The US Military Could Deploy Drones Armed With High-Energy Laser Guns by 2017
Thanks to a new high-energy laser weapon, the future of drone warfare is rapidly resembling something out of a terrifying science fiction film
In military matters, there are few things more controversial than drone warfare. The idea of deploying robotic killing machines does not sit well with many, while others argue that such tactics are the best way to reduce casualties during one of the trickiest periods of modern warfare we have ever witnessed. But far from reducing the presence of drones in Middle East battlegrounds, the US military could soon be making some serious upgrades to the machines, upgrades that are straight out of your favorite science fiction flicks.
General Atomics Aeronautical Systems, Inc. (GA-ASI) are among the leaders in laser defense technologies, and they believe they're close to creating a high-energy laser weapon capable of integration with current models of US military drones. Yes, you heard that right. Remote-controlled killing machines with laser weapons could soon be a thing.
"We're funded right now to develop a laser module compatible with the aircraft and study putting it on the Avenger," GA-ASI's Michael Perry told Defense One. "We hope to be funded to do that,"
But laser defense is nothing new, in fact GA-ASI laser modules are already seeing action right now. The USS Ponce currently plays host to a laser defense system whose 30kw output can take down a fast moving missile and open up a decent-sized whole in the hull of a boat. While that's a fearsome prospect, model being developed by GA-ASI for integration with US military drones would be far more powerful. With 150kw power behind it (and the ability to fire for a sustained amount of time) the new GA-ASI laser module would be capable of punching through highly armored targets.

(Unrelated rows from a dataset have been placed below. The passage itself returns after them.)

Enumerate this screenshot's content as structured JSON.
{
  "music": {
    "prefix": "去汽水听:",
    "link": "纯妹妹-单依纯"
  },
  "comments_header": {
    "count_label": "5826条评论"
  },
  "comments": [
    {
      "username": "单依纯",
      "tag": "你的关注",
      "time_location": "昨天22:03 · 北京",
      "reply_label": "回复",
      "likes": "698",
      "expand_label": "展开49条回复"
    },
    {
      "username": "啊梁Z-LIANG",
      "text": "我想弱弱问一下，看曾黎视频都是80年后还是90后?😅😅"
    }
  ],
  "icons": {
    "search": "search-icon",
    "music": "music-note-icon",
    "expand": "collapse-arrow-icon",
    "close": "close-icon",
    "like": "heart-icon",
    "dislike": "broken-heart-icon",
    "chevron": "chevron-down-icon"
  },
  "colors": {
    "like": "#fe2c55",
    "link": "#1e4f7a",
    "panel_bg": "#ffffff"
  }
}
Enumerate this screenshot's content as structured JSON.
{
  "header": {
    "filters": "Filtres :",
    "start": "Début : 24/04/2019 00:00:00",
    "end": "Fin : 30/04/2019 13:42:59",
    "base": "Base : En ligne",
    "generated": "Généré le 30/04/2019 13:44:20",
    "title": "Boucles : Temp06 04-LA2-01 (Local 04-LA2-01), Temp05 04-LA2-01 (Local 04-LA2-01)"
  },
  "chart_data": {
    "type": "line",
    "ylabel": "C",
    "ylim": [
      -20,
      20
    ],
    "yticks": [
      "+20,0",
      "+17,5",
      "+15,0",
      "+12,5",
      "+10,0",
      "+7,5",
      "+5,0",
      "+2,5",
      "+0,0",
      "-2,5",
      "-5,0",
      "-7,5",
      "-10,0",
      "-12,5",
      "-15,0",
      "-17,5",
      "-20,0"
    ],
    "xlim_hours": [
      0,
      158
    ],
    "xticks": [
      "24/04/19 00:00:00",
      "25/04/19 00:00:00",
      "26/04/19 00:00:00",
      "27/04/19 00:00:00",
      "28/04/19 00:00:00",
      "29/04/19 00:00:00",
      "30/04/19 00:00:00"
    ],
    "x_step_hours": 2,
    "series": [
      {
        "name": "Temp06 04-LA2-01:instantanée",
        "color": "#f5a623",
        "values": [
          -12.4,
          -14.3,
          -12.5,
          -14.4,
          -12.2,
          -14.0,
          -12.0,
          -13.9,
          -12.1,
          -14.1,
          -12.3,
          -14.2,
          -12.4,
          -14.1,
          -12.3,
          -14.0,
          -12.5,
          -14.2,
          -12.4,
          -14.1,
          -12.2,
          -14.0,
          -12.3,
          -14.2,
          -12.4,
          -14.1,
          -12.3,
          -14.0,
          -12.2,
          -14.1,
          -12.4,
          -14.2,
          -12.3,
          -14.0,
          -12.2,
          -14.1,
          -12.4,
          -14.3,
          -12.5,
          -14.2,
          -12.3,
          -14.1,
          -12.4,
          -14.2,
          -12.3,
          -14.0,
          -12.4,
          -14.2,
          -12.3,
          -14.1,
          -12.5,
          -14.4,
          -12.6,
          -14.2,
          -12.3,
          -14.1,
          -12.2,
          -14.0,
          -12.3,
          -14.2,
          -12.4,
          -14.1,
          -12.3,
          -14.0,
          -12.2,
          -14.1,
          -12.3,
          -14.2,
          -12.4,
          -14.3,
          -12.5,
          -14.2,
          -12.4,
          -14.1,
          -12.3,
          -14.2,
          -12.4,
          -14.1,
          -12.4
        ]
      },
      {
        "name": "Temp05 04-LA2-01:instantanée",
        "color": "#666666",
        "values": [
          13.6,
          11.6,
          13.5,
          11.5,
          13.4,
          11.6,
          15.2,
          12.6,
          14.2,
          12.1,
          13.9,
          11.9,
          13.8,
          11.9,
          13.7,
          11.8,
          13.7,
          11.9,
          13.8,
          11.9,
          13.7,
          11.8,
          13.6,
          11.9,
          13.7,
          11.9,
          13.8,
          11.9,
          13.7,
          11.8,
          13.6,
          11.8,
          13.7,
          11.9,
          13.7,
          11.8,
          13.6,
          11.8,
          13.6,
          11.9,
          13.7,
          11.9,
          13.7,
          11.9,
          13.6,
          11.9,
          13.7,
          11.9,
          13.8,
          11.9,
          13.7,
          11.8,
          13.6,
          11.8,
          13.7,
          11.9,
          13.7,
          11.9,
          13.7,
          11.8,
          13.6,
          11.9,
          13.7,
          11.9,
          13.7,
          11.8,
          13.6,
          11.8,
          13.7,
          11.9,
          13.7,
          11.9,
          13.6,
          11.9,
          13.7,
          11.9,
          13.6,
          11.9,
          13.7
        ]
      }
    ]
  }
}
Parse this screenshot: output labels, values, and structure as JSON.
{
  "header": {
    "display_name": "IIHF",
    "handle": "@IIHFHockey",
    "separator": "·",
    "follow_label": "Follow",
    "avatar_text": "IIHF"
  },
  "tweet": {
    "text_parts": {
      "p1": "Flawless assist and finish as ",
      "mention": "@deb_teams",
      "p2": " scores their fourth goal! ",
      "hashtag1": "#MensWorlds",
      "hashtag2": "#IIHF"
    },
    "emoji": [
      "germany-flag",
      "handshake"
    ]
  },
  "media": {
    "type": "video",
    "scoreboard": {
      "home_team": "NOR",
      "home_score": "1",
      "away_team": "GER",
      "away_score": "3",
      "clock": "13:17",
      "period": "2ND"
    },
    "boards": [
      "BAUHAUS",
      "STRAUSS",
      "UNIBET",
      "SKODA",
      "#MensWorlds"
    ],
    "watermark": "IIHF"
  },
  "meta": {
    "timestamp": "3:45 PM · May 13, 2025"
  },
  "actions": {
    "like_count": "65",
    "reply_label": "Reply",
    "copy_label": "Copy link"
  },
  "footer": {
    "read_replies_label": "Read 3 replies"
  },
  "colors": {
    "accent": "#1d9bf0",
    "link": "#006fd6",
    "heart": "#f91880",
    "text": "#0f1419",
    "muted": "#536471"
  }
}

However, as is demonstrated by the size of the laser in the video above, a module capable of delivering 5 times more power is likely to be extremely large and incredibly heavy, which are two things not ideally suited to integrating with an aircraft. Much of GA-ASI's research has gone into reducing the size and weight of the laser module as much as possible, and they are confident they can develop a module suitable for a Predator-C drone's 3000kg payload.
A more important hurdle to overcome is that of targeting. For any weapon capable of delivering such power, it's essential that you can deploy it with the utmost accuracy, a fact that Perry is fully aware of.
Before you spend any money on a laser you better darn well show that you can acquire, ID, and track the objects of interest so that you could put a laser on them. You have to be able to compensate for aero-optic distortion.
Compared to a module mounted on a large ship like the USS Ponce, a drone-mounted module would have to counter huge vibration levels as well as the dusty desert air of its likely deployment areas, not to mention the far greater speeds of its host vessel.
If GA-ASI are successful, it's expected that these powerful laser weapons could be deployed as early as 2017, transforming the face of drone warfare forever.